No. Completing Form 1076 is not required under the Illinois Condominium Property Act (available here), including Section 22.1 (resales; disclosures; fees) and is in fact optional; however, failing to complete Form 1076 in full may result in the building being added to the “ineligible buildings” list, which would severely limit financing options for unit re-sales and loan refinancings (Fannie and Freddie support around 70% of the U.S. mortgage market). To avoid this issue, most condominium (and co-op) Boards have been electing, and continue electing, to complete Form 1076.
For Boards that choose to complete Form 1076, the recommended best practice is to:
- Carefully review and accurately answer each question;
- Consult with the association’s legal counsel, as needed, before completing and providing Form 1076 to lenders; and
- Periodically update responses to Form 1076 to ensure all answers are complete and factually accurate.
Following the above recommended guidelines will help mitigate potential issues and/or liability presented by an inaccurate or incomplete Form 1076 while also facilitating financing options for unit re-sales and refinancings.
Note: In the weeks and months following the initial implementation of Form 1076, some, but not all, condominium association and co-op Boards elected to not provide affirmative “yes” or “no” answers to specific questions in Form 1076 (or even refused to provide any answers or responses to Form 1076). This decision was due, at least in part, to the ambiguous wording of the questions and the fact that lenders are ultimately responsible for making determinations concerning the underlying building condition as part of their underwriting process.

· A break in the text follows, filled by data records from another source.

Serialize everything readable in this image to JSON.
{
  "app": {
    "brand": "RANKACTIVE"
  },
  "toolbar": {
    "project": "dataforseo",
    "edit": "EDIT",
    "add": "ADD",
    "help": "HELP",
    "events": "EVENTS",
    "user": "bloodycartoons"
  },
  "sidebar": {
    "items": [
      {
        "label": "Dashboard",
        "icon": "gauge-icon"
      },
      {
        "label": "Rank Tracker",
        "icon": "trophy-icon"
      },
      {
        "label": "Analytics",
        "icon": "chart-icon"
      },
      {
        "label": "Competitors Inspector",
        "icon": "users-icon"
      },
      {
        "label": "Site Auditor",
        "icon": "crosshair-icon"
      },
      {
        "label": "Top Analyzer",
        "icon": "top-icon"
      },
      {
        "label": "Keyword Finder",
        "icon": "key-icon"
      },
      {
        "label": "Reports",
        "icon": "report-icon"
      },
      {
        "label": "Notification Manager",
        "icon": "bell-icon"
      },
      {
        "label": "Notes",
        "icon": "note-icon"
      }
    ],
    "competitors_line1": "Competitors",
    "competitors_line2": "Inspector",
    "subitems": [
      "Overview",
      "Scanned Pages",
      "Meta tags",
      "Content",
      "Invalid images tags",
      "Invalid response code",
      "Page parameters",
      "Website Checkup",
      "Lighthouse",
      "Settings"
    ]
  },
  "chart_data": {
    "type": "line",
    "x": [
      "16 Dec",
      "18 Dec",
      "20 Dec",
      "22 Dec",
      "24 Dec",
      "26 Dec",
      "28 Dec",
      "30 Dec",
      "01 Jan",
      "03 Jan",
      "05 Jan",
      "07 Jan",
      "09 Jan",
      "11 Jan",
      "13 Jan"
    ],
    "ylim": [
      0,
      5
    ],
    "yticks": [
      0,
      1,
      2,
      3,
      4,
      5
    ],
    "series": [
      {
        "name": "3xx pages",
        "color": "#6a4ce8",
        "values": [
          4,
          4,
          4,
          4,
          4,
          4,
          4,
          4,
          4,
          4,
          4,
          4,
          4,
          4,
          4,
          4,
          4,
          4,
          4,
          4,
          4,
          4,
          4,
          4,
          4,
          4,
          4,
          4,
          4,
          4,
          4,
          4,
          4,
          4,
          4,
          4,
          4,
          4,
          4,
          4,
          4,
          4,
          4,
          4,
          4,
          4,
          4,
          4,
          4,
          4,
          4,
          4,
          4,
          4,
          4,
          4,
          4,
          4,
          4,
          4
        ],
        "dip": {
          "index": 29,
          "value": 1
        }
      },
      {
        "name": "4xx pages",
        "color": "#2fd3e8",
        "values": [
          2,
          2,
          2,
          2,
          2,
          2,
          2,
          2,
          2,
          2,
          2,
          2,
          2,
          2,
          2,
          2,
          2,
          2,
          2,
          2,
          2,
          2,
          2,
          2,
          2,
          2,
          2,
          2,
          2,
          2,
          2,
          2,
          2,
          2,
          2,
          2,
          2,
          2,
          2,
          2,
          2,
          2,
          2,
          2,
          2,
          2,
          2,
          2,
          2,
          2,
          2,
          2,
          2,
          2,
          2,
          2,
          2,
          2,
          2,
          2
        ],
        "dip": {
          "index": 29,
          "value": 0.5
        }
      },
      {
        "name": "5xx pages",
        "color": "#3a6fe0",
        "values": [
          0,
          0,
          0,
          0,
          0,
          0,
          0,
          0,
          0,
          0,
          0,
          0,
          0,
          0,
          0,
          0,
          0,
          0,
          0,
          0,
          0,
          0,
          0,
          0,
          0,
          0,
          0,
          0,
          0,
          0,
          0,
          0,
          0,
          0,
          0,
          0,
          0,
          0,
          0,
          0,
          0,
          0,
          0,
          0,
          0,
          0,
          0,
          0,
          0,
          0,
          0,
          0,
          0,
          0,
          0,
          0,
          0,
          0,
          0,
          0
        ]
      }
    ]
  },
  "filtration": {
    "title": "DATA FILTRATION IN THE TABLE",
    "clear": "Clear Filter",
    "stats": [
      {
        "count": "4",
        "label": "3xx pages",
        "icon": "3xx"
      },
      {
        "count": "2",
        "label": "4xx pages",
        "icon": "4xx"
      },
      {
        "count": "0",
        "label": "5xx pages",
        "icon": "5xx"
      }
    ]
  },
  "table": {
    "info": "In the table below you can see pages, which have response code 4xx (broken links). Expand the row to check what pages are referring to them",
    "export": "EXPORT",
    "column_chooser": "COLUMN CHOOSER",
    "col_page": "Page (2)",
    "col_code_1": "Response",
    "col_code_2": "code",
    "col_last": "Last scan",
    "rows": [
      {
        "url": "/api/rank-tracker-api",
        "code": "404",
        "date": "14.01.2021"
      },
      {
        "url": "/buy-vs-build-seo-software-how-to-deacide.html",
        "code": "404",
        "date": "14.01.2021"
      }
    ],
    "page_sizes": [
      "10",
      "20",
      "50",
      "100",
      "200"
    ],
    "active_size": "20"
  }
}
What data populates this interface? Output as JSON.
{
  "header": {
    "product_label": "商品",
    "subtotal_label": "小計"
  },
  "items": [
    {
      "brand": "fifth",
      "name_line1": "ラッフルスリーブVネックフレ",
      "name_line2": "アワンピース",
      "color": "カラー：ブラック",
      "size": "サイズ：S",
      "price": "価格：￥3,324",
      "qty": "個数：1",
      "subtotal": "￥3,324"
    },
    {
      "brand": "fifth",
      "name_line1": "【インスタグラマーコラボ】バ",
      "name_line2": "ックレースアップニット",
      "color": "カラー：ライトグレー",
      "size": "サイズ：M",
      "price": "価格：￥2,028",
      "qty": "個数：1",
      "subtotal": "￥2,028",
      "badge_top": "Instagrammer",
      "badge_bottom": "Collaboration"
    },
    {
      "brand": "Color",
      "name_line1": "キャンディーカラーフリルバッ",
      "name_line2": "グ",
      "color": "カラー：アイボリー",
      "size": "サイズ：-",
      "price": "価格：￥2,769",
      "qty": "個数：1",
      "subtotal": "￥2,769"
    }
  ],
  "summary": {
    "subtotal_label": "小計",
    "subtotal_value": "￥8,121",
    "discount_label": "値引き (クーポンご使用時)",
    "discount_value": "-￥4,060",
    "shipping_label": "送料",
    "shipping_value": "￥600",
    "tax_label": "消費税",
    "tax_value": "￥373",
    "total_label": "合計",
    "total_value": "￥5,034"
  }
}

However, doing so is no longer a generally recommended strategy because, as noted above, doing so will more than likely result in the building being deemed “ineligible” for Fannie and Freddie financing.
Where Can I Find the New Fannie and Freddie Bulletins?
The Fannie bulletin is available here. The Freddie bulletin is available here.
Where Can I Learn More About Co-Op Lending Disclosure Requirements?
Click here for our recent article published in the July 2023 edition of CondoLifestyles Magazine regarding co-op lending disclosure requirements.